_WORK TASK_
Each line of the material must appear again in the answer, exactly.

_MATERIAL FOR THIS EXERCISE_
========================================================================

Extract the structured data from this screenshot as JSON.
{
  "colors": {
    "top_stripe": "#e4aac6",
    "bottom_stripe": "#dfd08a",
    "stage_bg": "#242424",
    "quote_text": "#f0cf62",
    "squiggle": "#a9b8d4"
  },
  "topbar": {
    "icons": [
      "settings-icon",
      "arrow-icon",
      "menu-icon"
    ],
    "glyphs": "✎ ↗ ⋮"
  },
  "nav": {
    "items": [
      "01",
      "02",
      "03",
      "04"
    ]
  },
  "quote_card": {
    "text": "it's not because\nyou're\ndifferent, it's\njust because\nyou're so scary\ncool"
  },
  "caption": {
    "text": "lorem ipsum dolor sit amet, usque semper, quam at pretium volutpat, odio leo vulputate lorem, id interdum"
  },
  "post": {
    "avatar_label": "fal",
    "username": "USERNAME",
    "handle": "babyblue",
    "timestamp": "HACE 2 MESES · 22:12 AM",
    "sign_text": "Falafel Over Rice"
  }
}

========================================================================

_FINISHED EXERCISE_
Extract the structured data from this screenshot as JSON.
{
  "colors": {
    "top_stripe": "#e4aac6",
    "bottom_stripe": "#dfd08a",
    "stage_bg": "#242424",
    "quote_text": "#f0cf62",
    "squiggle": "#a9b8d4"
  },
  "topbar": {
    "icons": [
      "settings-icon",
      "arrow-icon",
      "menu-icon"
    ],
    "glyphs": "✎ ↗ ⋮"
  },
  "nav": {
    "items": [
      "01",
      "02",
      "03",
      "04"
    ]
  },
  "quote_card": {
    "text": "it's not because\nyou're\ndifferent, it's\njust because\nyou're so scary\ncool"
  },
  "caption": {
    "text": "lorem ipsum dolor sit amet, usque semper, quam at pretium volutpat, odio leo vulputate lorem, id interdum"
  },
  "post": {
    "avatar_label": "fal",
    "username": "USERNAME",
    "handle": "babyblue",
    "timestamp": "HACE 2 MESES · 22:12 AM",
    "sign_text": "Falafel Over Rice"
  }
}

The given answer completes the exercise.